══ PROVIDED ENTRIES

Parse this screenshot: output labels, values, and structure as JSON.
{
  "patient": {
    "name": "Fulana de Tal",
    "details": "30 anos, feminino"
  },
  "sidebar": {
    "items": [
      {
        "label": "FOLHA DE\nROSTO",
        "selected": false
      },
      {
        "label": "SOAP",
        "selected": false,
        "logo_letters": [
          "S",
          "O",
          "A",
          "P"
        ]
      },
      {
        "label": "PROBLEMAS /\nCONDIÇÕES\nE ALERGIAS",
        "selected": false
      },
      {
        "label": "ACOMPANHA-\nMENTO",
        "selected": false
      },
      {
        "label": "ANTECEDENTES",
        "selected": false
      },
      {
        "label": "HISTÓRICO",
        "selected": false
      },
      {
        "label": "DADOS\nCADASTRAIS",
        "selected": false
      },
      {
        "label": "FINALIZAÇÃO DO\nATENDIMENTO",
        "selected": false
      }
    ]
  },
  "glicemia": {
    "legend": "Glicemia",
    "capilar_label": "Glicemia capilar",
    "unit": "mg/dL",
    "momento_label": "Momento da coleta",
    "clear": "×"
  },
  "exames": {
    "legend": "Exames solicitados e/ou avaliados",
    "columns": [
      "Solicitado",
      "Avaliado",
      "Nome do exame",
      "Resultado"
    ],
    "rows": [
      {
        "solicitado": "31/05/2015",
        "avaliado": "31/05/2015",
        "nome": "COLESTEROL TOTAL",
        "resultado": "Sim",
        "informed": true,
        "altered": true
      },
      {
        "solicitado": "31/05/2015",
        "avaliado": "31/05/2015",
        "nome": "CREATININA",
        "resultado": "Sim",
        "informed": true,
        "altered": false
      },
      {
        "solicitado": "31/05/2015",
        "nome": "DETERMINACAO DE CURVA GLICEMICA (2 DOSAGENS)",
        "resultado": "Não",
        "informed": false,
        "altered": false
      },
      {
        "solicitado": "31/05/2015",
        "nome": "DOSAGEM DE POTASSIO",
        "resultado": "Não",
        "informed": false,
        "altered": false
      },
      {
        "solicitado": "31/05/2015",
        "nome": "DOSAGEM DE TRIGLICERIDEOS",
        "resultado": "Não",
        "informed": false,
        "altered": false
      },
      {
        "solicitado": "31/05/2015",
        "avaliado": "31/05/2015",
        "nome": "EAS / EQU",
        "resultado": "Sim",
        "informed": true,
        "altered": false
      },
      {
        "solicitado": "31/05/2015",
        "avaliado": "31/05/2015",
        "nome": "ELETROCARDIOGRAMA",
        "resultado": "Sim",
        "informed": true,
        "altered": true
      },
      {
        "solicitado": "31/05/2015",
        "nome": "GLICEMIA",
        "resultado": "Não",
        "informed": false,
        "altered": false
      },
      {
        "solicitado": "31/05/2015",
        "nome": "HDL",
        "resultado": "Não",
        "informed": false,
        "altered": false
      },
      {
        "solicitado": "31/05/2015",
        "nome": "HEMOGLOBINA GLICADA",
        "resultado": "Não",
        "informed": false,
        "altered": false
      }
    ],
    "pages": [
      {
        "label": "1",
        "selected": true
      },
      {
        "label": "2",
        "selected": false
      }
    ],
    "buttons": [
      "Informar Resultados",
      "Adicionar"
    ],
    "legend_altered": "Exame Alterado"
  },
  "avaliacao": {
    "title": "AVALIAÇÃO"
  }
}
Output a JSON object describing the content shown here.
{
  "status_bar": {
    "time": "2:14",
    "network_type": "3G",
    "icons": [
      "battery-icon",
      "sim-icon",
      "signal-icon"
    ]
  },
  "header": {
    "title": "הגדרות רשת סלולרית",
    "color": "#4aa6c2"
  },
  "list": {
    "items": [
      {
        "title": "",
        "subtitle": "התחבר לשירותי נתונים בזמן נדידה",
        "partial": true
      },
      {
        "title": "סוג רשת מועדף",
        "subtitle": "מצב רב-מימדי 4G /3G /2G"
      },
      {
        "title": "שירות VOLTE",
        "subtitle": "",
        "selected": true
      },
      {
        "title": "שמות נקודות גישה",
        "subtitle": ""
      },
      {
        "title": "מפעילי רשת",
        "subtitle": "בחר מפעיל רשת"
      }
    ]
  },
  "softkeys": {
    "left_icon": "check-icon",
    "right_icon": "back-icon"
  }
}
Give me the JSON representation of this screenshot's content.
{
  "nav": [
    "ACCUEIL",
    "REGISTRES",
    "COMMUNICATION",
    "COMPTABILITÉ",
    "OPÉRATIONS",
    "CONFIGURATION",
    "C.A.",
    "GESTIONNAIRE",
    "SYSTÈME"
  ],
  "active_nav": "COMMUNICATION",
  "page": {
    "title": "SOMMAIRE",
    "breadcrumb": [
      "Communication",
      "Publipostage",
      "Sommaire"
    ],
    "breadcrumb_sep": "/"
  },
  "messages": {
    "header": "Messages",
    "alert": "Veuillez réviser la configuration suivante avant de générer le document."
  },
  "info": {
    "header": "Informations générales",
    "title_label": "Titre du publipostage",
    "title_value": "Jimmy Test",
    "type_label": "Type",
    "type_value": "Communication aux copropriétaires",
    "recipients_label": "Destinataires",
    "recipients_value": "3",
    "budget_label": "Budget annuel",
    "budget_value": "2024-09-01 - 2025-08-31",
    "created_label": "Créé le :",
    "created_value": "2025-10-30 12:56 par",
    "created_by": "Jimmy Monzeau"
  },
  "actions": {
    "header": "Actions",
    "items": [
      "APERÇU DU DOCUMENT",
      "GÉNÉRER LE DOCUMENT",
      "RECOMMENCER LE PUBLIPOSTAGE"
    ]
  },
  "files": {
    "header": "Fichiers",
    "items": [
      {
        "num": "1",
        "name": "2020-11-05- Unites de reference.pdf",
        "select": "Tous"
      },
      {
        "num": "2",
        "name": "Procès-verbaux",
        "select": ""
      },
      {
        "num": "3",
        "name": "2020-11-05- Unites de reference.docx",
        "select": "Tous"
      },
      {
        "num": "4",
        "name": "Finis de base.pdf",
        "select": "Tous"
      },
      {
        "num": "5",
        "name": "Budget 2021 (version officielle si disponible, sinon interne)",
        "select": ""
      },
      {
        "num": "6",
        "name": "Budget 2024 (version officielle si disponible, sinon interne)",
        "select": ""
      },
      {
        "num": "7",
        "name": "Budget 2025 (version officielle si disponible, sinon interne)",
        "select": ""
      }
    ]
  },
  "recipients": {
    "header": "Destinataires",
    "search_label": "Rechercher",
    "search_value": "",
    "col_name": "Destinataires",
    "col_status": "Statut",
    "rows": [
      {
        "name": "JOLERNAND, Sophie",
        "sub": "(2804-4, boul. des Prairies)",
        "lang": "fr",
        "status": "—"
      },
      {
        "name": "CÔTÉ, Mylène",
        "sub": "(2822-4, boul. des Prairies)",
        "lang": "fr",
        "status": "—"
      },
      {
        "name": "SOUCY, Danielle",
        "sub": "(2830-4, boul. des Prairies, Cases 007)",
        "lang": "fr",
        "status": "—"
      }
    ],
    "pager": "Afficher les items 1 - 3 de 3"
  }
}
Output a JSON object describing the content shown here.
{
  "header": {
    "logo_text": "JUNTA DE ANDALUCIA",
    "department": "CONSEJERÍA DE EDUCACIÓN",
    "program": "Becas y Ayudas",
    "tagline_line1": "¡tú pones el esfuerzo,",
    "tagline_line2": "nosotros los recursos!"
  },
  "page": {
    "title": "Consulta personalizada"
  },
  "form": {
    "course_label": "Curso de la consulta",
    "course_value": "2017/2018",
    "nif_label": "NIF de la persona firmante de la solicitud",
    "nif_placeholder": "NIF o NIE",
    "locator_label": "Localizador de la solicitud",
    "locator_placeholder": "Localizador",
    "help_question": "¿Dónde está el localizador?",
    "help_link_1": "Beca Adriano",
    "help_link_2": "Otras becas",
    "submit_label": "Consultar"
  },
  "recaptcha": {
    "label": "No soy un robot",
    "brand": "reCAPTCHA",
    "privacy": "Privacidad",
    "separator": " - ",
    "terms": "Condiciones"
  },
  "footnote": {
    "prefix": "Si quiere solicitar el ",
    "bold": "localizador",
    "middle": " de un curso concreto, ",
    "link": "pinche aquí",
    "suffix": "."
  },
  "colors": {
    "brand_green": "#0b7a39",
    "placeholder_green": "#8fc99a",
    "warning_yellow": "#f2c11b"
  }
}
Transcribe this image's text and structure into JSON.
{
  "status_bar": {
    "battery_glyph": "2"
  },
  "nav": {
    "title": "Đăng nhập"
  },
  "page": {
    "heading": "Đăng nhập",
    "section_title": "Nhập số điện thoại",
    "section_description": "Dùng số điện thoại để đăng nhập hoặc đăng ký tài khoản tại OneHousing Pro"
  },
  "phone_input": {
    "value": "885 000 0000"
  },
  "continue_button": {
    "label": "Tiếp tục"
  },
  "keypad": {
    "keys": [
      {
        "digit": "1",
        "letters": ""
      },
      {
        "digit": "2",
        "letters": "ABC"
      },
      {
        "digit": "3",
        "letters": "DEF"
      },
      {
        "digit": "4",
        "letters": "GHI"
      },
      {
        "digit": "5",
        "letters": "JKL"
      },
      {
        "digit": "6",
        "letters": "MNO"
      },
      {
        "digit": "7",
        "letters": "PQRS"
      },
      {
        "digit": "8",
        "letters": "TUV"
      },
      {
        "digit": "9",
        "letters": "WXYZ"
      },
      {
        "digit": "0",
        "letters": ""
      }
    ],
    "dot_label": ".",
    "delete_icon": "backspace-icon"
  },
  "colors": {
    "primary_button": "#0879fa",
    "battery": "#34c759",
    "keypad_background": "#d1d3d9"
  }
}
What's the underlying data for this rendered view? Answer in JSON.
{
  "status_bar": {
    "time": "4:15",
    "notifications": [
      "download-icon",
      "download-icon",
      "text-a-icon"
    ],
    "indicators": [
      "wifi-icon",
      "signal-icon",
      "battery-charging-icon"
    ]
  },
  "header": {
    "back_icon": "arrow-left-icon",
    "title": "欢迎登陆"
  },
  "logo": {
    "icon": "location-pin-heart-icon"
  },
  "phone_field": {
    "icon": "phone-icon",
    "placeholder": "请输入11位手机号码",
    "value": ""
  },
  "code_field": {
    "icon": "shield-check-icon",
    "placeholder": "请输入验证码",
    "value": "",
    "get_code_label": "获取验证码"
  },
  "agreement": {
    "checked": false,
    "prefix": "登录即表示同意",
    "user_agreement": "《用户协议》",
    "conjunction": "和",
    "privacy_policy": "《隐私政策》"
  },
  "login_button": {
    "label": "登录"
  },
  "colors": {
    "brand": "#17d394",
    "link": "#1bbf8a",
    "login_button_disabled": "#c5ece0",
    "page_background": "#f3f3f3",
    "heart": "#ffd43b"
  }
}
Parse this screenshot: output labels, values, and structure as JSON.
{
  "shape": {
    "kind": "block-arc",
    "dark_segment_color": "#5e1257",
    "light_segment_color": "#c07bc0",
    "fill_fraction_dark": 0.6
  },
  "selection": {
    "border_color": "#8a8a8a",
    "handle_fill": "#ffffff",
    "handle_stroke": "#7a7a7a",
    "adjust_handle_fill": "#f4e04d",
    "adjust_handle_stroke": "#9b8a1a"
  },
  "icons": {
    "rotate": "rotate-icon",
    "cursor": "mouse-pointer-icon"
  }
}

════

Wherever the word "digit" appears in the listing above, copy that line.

- **OUTPUT OF THE TASK**:
        "digit": "1",
        "digit": "2",
        "digit": "3",
        "digit": "4",
        "digit": "5",
        "digit": "6",
        "digit": "7",
        "digit": "8",
        "digit": "9",
        "digit": "0",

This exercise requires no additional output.